YOUR INSTRUCTIONS | An exact, complete copy of the data is all that is needed.

RECORDS PROVIDED |
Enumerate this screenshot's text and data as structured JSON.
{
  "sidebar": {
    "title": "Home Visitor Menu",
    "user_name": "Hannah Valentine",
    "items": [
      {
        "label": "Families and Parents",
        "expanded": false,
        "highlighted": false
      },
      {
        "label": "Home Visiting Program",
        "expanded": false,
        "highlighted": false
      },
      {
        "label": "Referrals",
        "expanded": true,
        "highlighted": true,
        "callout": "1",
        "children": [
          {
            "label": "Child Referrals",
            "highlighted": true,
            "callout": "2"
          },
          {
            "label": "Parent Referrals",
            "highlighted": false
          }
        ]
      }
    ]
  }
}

EXERCISE RESULT |
Enumerate this screenshot's text and data as structured JSON.
{
  "sidebar": {
    "title": "Home Visitor Menu",
    "user_name": "Hannah Valentine",
    "items": [
      {
        "label": "Families and Parents",
        "expanded": false,
        "highlighted": false
      },
      {
        "label": "Home Visiting Program",
        "expanded": false,
        "highlighted": false
      },
      {
        "label": "Referrals",
        "expanded": true,
        "highlighted": true,
        "callout": "1",
        "children": [
          {
            "label": "Child Referrals",
            "highlighted": true,
            "callout": "2"
          },
          {
            "label": "Parent Referrals",
            "highlighted": false
          }
        ]
      }
    ]
  }
}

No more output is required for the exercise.